A story of subterfuge, murder and atonement
An illegitimate son, born in Germany in the first half of the nineteenth century, raised in aristocratic wealth by a well-to-do family, seizes the opportunity to escape to America, bringing a new identity, passing to his descendants a pretense of European nobility. Ninety years later, the lives of three young men intersect in Bordeau, Missouri, the community founded by the German immigrant.
In 1937, his great grandson, Jakob Kellermann IV, age 25, thrust into ownership of the family enterprise, searches to uncover the mysterious truth about his ancestors. Roger Gray Rock, age 18, a multitalented youth, struggles with emotional stress induced by the death of his parents. Gino Messino, age 25, an arrogant opportunist hungers for power and prestige. Hovering in the background, lawyer Ernest Quigley manipulates their lives for his own benefit.
An Appreciation by John & Linda Lipman:"The real pleasure of this book lies in developing characters with supporting roles who portray insightful people in real life situations. Jakob's alleged great-grandfather who built the distillery one stone at a time; his son who took over and made a business of it; his grandson, inspired by his grandfather's craft and terrorized by the reality of management during those troubled times.

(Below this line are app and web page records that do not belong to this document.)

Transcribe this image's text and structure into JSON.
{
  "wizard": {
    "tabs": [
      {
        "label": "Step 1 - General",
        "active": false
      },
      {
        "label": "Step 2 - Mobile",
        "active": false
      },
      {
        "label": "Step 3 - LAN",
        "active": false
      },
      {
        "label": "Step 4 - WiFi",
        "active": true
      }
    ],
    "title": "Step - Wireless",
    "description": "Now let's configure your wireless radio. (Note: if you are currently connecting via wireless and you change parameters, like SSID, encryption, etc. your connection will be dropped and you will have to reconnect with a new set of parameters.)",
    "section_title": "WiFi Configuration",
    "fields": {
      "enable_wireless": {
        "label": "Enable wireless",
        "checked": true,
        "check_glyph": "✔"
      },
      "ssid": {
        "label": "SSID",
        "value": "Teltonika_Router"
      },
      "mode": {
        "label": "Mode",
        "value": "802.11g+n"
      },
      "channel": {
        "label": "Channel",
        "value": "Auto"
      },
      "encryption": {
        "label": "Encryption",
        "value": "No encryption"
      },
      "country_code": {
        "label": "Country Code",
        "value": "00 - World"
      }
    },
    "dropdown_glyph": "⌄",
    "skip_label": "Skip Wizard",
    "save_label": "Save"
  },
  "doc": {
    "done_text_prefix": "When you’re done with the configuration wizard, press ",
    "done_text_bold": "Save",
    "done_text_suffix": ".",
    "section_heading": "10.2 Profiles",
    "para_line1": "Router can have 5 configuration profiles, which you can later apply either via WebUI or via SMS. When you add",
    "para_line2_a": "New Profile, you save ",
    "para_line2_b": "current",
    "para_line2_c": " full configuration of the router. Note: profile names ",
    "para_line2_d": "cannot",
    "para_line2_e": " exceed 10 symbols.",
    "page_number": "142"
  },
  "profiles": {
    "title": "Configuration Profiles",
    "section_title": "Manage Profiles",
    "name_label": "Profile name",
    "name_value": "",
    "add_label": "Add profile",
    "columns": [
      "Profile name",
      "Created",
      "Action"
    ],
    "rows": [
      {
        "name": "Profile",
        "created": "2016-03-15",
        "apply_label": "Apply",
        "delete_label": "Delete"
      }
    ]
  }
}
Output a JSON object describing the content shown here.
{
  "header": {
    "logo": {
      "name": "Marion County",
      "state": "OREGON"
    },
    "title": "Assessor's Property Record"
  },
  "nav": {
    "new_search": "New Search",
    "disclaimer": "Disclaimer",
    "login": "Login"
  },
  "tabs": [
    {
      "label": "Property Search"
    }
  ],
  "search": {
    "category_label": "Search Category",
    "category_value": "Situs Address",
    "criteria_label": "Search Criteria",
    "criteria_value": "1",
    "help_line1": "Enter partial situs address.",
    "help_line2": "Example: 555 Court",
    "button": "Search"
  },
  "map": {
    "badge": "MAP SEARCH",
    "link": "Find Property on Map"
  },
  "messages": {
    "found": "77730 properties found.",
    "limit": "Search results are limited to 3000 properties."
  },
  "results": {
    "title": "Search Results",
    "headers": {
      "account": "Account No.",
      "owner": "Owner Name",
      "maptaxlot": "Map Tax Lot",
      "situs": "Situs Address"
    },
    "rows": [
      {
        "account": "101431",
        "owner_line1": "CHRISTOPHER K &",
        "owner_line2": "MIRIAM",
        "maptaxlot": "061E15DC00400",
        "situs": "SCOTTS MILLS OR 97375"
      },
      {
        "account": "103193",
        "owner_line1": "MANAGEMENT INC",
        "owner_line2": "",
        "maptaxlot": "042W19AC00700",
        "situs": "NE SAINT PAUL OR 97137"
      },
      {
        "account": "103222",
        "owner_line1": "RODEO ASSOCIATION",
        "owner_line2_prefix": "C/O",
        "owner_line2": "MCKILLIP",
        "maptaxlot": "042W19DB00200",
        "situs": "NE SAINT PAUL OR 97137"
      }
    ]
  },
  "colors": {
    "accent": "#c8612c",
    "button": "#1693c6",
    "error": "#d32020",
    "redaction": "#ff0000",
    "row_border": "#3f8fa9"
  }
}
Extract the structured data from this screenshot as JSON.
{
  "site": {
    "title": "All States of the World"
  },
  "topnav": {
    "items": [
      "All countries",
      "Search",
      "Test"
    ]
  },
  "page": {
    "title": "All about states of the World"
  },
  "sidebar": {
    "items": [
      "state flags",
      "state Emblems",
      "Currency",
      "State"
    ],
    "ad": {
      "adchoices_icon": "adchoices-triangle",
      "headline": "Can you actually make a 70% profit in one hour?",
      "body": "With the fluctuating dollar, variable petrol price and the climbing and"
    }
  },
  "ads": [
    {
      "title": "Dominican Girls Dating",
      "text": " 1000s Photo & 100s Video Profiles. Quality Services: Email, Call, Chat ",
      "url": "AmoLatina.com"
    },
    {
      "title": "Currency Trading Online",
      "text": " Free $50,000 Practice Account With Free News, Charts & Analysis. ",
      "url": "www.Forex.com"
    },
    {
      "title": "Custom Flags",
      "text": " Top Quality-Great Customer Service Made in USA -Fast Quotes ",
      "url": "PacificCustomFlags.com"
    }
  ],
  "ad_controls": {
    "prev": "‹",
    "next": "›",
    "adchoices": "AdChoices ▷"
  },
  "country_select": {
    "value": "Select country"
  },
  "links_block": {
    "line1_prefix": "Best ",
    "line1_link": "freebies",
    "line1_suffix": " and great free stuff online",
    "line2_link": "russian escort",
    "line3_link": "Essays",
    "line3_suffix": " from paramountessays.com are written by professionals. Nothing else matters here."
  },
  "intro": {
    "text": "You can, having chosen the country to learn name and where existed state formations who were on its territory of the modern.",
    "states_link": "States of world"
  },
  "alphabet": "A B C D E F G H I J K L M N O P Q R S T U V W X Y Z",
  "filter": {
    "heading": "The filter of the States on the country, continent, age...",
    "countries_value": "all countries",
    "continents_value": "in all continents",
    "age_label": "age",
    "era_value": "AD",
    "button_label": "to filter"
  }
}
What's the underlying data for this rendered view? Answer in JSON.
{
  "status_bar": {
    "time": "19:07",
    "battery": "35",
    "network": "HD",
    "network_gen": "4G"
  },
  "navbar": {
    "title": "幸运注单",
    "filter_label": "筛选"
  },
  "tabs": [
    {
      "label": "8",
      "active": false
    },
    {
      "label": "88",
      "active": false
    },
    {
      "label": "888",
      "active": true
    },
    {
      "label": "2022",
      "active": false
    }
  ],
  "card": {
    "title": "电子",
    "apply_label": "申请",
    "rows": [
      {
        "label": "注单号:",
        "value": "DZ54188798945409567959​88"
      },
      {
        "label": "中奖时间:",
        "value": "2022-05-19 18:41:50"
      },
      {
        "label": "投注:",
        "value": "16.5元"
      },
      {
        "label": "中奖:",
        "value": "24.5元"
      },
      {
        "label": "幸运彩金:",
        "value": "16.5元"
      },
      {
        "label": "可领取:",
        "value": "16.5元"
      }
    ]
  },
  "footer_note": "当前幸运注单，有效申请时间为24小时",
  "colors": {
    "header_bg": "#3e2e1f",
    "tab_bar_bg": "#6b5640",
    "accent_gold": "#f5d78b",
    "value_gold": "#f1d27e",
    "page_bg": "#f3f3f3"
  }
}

"These characters, and many others, contain much of the real power of this novel. Benny Gray Rock is far more than just Roger's dad. As his character develops, Benny changes from a stereotype sadistic thug to a gentle giant, the change making clear the actions of Gino and Roger.
"And then there's Sophie whose character is different from that of the others. If one complied the characteristics of Roger, Gino, and Jakob into a single character, Sophie would represent the exact opposite. Our image of her changes and enriches at a constant rate, not in plateaus the way the others develop, but from beginning to end her character gains complexity, while remaining steadfast in her convictions. Sophie is the star of the novel, seen only in a supporting role, but that's how it was with strong women in the thirties. And Sophie captures that theme."